Senate Republicans ‘probably don’t’ have votes yet to pass Kimberly-Clark bill
The co-chair of the Legislature’s Joint Finance Committee says Senate Republicans "probably don't" have the votes right now to pass an incentive package to encourage Kimberly-Clark to keep jobs in Wisconsin.
But Sen. Alberta Darling, R-River Hills, said yesterday the content of the final package was in the "process of being determined."
Assembly Speaker Robin Vos, however, cast doubt his chamber would come back to vote on any changes to the package with Foxconn-like incentives for the papermaker.
He also suggested the guv could use his partial veto authority to make changes to the legislation to match a concessions deal the union worked out with Kimberly-Clark in a bid to keep a Fox Valley plant open. But he didn't provide any details.
The Senate GOP caucused last week on the Kimberly-Clark package with Majority Leader Scott Fitzgerald, R-Juneau, saying afterward talks would continue.
Darling said at a panel discussion during WMC's Policy Day 2018 yesterday that she wanted to do whatever she could to keep the Kimberly-Clark jobs in Wisconsin and help the company grow.
"If we had to go to the floor today and vote, I don't think there would be the votes," Darling said. "But I'm not saying there won't be. I think people want to do what's right for Kimberly-Clark. They want to do what's right for our state and for our taxpayer."
Already, Sen. Chris Kapenga, R-Delafield, has said he won't support the package, which is being pushed by GOP Sen. Roger Roth, who is up for re-election and whose Appleton-area district includes the plant.
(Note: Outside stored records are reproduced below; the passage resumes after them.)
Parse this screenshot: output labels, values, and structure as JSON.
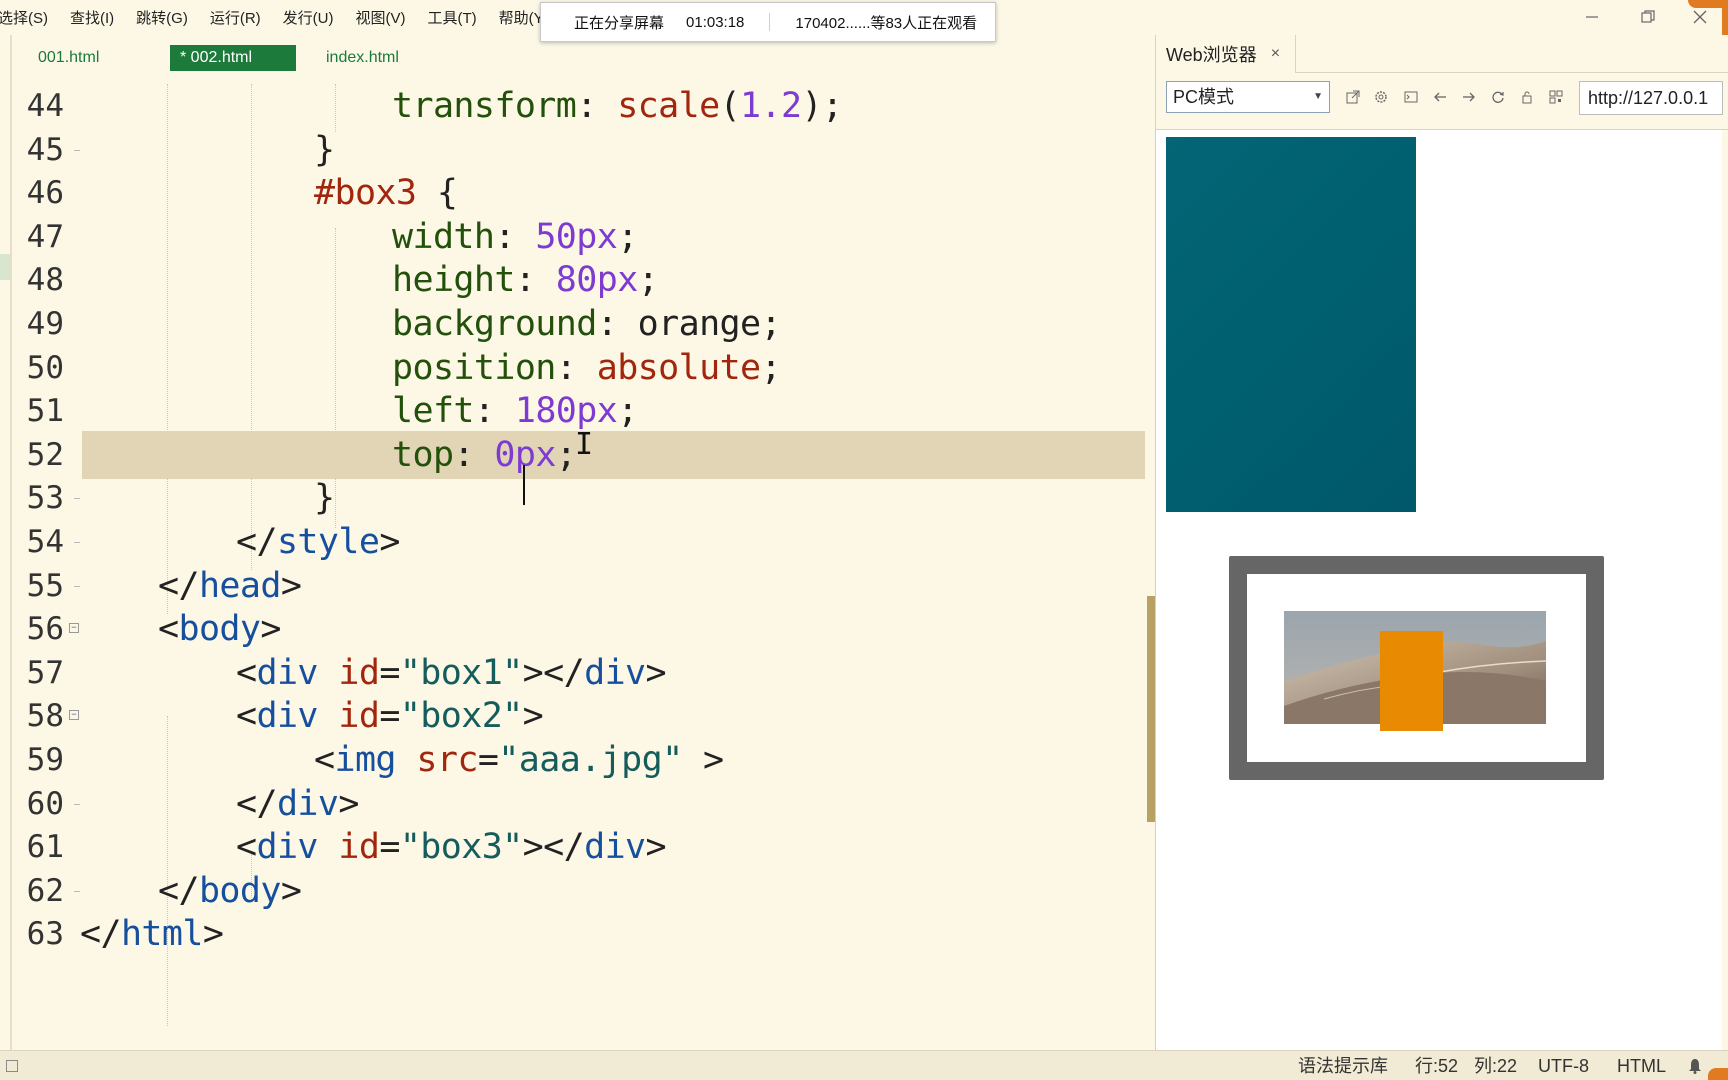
{
  "menu": {
    "items": [
      "选择(S)",
      "查找(I)",
      "跳转(G)",
      "运行(R)",
      "发行(U)",
      "视图(V)",
      "工具(T)",
      "帮助(Y"
    ]
  },
  "share_popup": {
    "status": "正在分享屏幕",
    "elapsed": "01:03:18",
    "viewers": "170402......等83人正在观看"
  },
  "editor": {
    "tabs": [
      {
        "label": "001.html",
        "active": false
      },
      {
        "label": "* 002.html",
        "active": true
      },
      {
        "label": "index.html",
        "active": false
      }
    ],
    "active_line": 52,
    "lines": [
      {
        "n": "44",
        "tokens": [
          {
            "t": "transform",
            "c": "t-prop"
          },
          {
            "t": ": ",
            "c": "t-pun"
          },
          {
            "t": "scale",
            "c": "t-val"
          },
          {
            "t": "(",
            "c": "t-pun"
          },
          {
            "t": "1.2",
            "c": "t-num"
          },
          {
            "t": ");",
            "c": "t-pun"
          }
        ]
      },
      {
        "n": "45",
        "tokens": [
          {
            "t": "}",
            "c": "t-pun"
          }
        ]
      },
      {
        "n": "46",
        "tokens": [
          {
            "t": "#box3",
            "c": "t-sel"
          },
          {
            "t": " {",
            "c": "t-pun"
          }
        ]
      },
      {
        "n": "47",
        "tokens": [
          {
            "t": "width",
            "c": "t-prop"
          },
          {
            "t": ": ",
            "c": "t-pun"
          },
          {
            "t": "50px",
            "c": "t-num"
          },
          {
            "t": ";",
            "c": "t-pun"
          }
        ]
      },
      {
        "n": "48",
        "tokens": [
          {
            "t": "height",
            "c": "t-prop"
          },
          {
            "t": ": ",
            "c": "t-pun"
          },
          {
            "t": "80px",
            "c": "t-num"
          },
          {
            "t": ";",
            "c": "t-pun"
          }
        ]
      },
      {
        "n": "49",
        "tokens": [
          {
            "t": "background",
            "c": "t-prop"
          },
          {
            "t": ": ",
            "c": "t-pun"
          },
          {
            "t": "orange",
            "c": "t-plain"
          },
          {
            "t": ";",
            "c": "t-pun"
          }
        ]
      },
      {
        "n": "50",
        "tokens": [
          {
            "t": "position",
            "c": "t-prop"
          },
          {
            "t": ": ",
            "c": "t-pun"
          },
          {
            "t": "absolute",
            "c": "t-val"
          },
          {
            "t": ";",
            "c": "t-pun"
          }
        ]
      },
      {
        "n": "51",
        "tokens": [
          {
            "t": "left",
            "c": "t-prop"
          },
          {
            "t": ": ",
            "c": "t-pun"
          },
          {
            "t": "180px",
            "c": "t-num"
          },
          {
            "t": ";",
            "c": "t-pun"
          }
        ]
      },
      {
        "n": "52",
        "tokens": [
          {
            "t": "top",
            "c": "t-prop"
          },
          {
            "t": ": ",
            "c": "t-pun"
          },
          {
            "t": "0px",
            "c": "t-num"
          },
          {
            "t": ";",
            "c": "t-pun"
          }
        ]
      },
      {
        "n": "53",
        "tokens": [
          {
            "t": "}",
            "c": "t-pun"
          }
        ]
      },
      {
        "n": "54",
        "tokens": [
          {
            "t": "</",
            "c": "t-plain"
          },
          {
            "t": "style",
            "c": "t-tag"
          },
          {
            "t": ">",
            "c": "t-plain"
          }
        ]
      },
      {
        "n": "55",
        "tokens": [
          {
            "t": "</",
            "c": "t-plain"
          },
          {
            "t": "head",
            "c": "t-tag"
          },
          {
            "t": ">",
            "c": "t-plain"
          }
        ]
      },
      {
        "n": "56",
        "tokens": [
          {
            "t": "<",
            "c": "t-plain"
          },
          {
            "t": "body",
            "c": "t-tag"
          },
          {
            "t": ">",
            "c": "t-plain"
          }
        ]
      },
      {
        "n": "57",
        "tokens": [
          {
            "t": "<",
            "c": "t-plain"
          },
          {
            "t": "div",
            "c": "t-tag"
          },
          {
            "t": " ",
            "c": "t-plain"
          },
          {
            "t": "id",
            "c": "t-attr"
          },
          {
            "t": "=",
            "c": "t-plain"
          },
          {
            "t": "\"box1\"",
            "c": "t-str"
          },
          {
            "t": "></",
            "c": "t-plain"
          },
          {
            "t": "div",
            "c": "t-tag"
          },
          {
            "t": ">",
            "c": "t-plain"
          }
        ]
      },
      {
        "n": "58",
        "tokens": [
          {
            "t": "<",
            "c": "t-plain"
          },
          {
            "t": "div",
            "c": "t-tag"
          },
          {
            "t": " ",
            "c": "t-plain"
          },
          {
            "t": "id",
            "c": "t-attr"
          },
          {
            "t": "=",
            "c": "t-plain"
          },
          {
            "t": "\"box2\"",
            "c": "t-str"
          },
          {
            "t": ">",
            "c": "t-plain"
          }
        ]
      },
      {
        "n": "59",
        "tokens": [
          {
            "t": "<",
            "c": "t-plain"
          },
          {
            "t": "img",
            "c": "t-tag"
          },
          {
            "t": " ",
            "c": "t-plain"
          },
          {
            "t": "src",
            "c": "t-attr"
          },
          {
            "t": "=",
            "c": "t-plain"
          },
          {
            "t": "\"aaa.jpg\"",
            "c": "t-str"
          },
          {
            "t": " >",
            "c": "t-plain"
          }
        ]
      },
      {
        "n": "60",
        "tokens": [
          {
            "t": "</",
            "c": "t-plain"
          },
          {
            "t": "div",
            "c": "t-tag"
          },
          {
            "t": ">",
            "c": "t-plain"
          }
        ]
      },
      {
        "n": "61",
        "tokens": [
          {
            "t": "<",
            "c": "t-plain"
          },
          {
            "t": "div",
            "c": "t-tag"
          },
          {
            "t": " ",
            "c": "t-plain"
          },
          {
            "t": "id",
            "c": "t-attr"
          },
          {
            "t": "=",
            "c": "t-plain"
          },
          {
            "t": "\"box3\"",
            "c": "t-str"
          },
          {
            "t": "></",
            "c": "t-plain"
          },
          {
            "t": "div",
            "c": "t-tag"
          },
          {
            "t": ">",
            "c": "t-plain"
          }
        ]
      },
      {
        "n": "62",
        "tokens": [
          {
            "t": "</",
            "c": "t-plain"
          },
          {
            "t": "body",
            "c": "t-tag"
          },
          {
            "t": ">",
            "c": "t-plain"
          }
        ]
      },
      {
        "n": "63",
        "tokens": [
          {
            "t": "</",
            "c": "t-plain"
          },
          {
            "t": "html",
            "c": "t-tag"
          },
          {
            "t": ">",
            "c": "t-plain"
          }
        ]
      }
    ]
  },
  "browser": {
    "tab_label": "Web浏览器",
    "tab_close": "×",
    "mode": "PC模式",
    "url": "http://127.0.0.1",
    "toolbar_icons": [
      "open-external-icon",
      "settings-icon",
      "console-icon",
      "back-icon",
      "forward-icon",
      "refresh-icon",
      "lock-icon",
      "qr-code-icon"
    ]
  },
  "statusbar": {
    "syntax": "语法提示库",
    "row": "行:52",
    "col": "列:22",
    "encoding": "UTF-8",
    "language": "HTML"
  },
  "colors": {
    "editor_bg": "#fdf8e6",
    "active_line": "#e1d5b6",
    "active_tab": "#1c7a3a",
    "box1": "#036575",
    "box3": "#e88a02",
    "box2_frame": "#666666",
    "accent": "#e07b22"
  }
}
Senate Minority Leader Jennifer Shilling, D-La Crosse, said Republicans, who have an 18-15 majority, don't have a lot of wiggle room with Kapenga already opposed to the legislation. But she said Fitzgerald has yet to contact her about the bill. She pushed a loan fund for the paper industry that's supported by Dems as an alternative to the bill that cleared the Assembly. She also said Senate Dems could be willing to work with majority Republicans on the bill, like they did with the package to help the NBA's Milwaukee Bucks to build a new arena, but they have to be part of the process.
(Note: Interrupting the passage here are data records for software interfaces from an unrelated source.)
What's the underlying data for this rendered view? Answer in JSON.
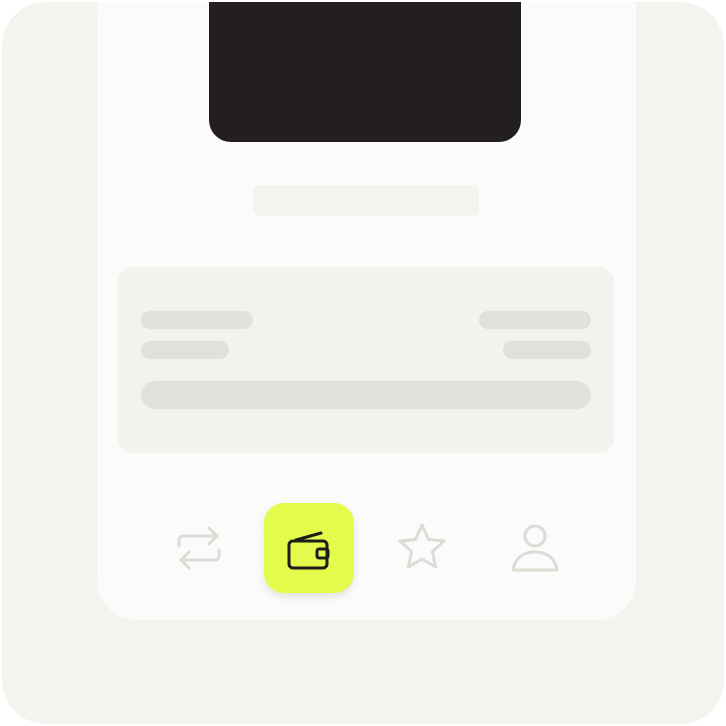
{
  "colors": {
    "background": "#f4f4ee",
    "phone": "#fbfbfb",
    "notch": "#231f1e",
    "placeholder": "#e1e0da",
    "accent": "#e3fb4b",
    "icon_inactive": "#dcdbd4",
    "icon_active": "#1d1d1b"
  },
  "nav": {
    "items": [
      {
        "id": "transfer",
        "icon": "arrows-swap-icon",
        "active": false
      },
      {
        "id": "wallet",
        "icon": "wallet-icon",
        "active": true
      },
      {
        "id": "favorites",
        "icon": "star-icon",
        "active": false
      },
      {
        "id": "profile",
        "icon": "user-icon",
        "active": false
      }
    ]
  }
}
"You can't meet and marry us on the same day," Shilling said. "We want to be wooed. We want to be dated. We want to be part of the discussion."
Vos said he hasn't ruled out the Senate passing the bill that already cleared the Assembly.
"I'm optimistic the Senate will eventually come to say we can't let Kimberly-Clark leave," he said. "If for some reason they do, I think that would be a shame."
The bill the Assembly approved in February would increase tax credits for job retention to 17 percent for the paper manufacturer's payroll, up from the current 7 percent. Under the bill, Kimberly-Clark would also get refundable tax credits for 15 percent of capital expenditures -- up from the standard 10 percent -- over a five-year period, as well as a five-year sales tax exemption on those capital expenditures.
Late last month, the company said it had reached a concession package the its union at the Cold Spring plant that, combined with state incentives, could keep the facility open. It employs about 450 people.
A Walker spokeswoman said the governor and his staff are "working with WEDC and the Legislature to keep hundreds of family supporting jobs in Wisconsin." But she didn't address possible changes Walker may have been asked to make to the bill during those discussions.
Kimberly-Clark announced in January that two Wisconsin plants were slated to close as part of a global restructuring. Since then, it also has informed Arkansas officials that a plant there producing products similar to the Cold Spring facility may close. The head of Arkansas' economic development agency told WisPolitics.com last week the state incentive package was "unprecedented" for jobs that already exist.
During yesterday's panel discussion, Assembly Minority Leader Gordon Hintz, D-Oshkosh, said Walker originally proposed the package without adequate homework. He said the company no longer has a tax bill to the state, meaning the credits would end up subsidizing the company's payroll.
"He got caught with no plan, rattled something off and now we're looking at $100 million to keep jobs that we already have that could be all gone in five years to a company that pays no taxes in Wisconsin and just got a massive tax break at the national level and who has record profits," Hintz said.